First, some of them believe the agency doesn’t have a great track record for responding to and dealing with 311 calls from members of the public. Up until now, residents have been largely satisfied with relying on the construction center to communicate their concerns directly to construction managers and city officials.
“I just want to remind everybody of the ramifications of the L.M.C.C.C. being dismantled,” Chairperson Catherine McVay Hughes said at the board’s Financial District committee meeting Feb. 5., pointing out that residents with complaints will now have to call 311.
“And I don’t know how effective 311 has been for you,” Hughes said in a clearly concerned tone, “but that will be your main mechanism moving forward.”
Second, community board members have conflict-of-interest concerns about the fact that D.O.T. — which is in charge of granting permits for construction projects — will soon be overseeing the community’s requests and responses regarding the permitting process.
“L.M.C.C.C. has been a watchdog for people who live and work here,” said Hughes, “and since D.O.T. is also the issuer of permits, we will no longer have that watchdog.”
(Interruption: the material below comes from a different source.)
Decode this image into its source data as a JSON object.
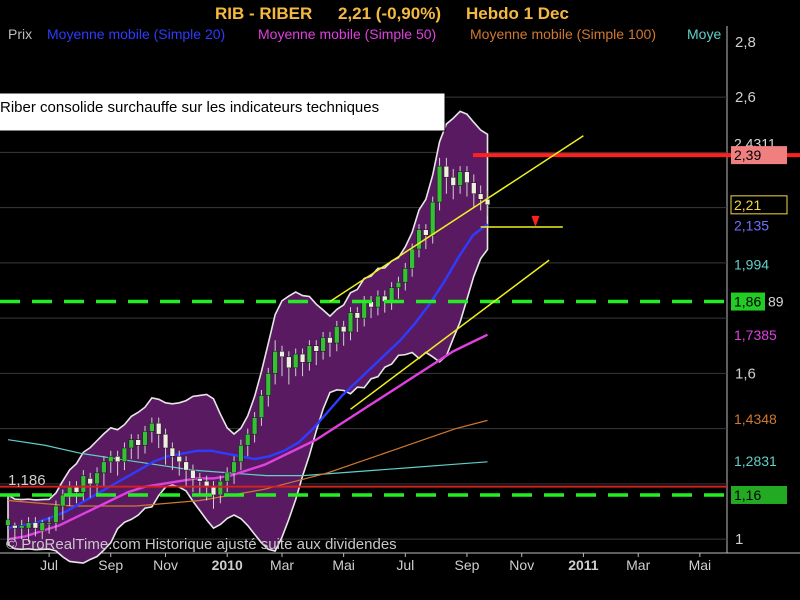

Board members immediately agreed with her thoughts in that regard.
“We don’t want the fox guarding the hen house,” said Ro Sheffe, chairperson of the FiDi Committee. “We all know about the problems that could cause.”
All of this was being discussed at the Feb. 5 committee meeting because Joseph Simenic, L.M.C.C.C.’s executive director, was present to take questions on the subject of the upcoming transition.
When he was asked about any new updates on the process, Simenic said that would have to wait, explaining that he would have a better idea of what the “final transition” will look like by the final week of February.
However, Simenic mentioned that in addition to working with D.O.T., he has been “spending some time” with the Downtown Alliance — which runs the business improvement district below Chambers St. — seemingly in order to nudge them, to some degree, to take over some of the construction center’s community outreach responsibility.
“I’ve been seeing how [the Alliance] can provide, if they choose to, useful public information based on all the databases we’ve accumulated, which they can retain or update going forward,” said Simenic.
But Nicole Kolinsky, a Downtown Alliance spokesperson, told Downtown Express that, as of now, there have been no discussions about the Alliance assuming any of the “formal responsibilities” of L.M.C.C.C.
“[The Alliance] has had discussions with L.M.C.C.C. about how we could use their data to possibly integrate their database functionality into our operations,” she wrote in a Feb. 6 email, stressing that the talks have gone no further than that.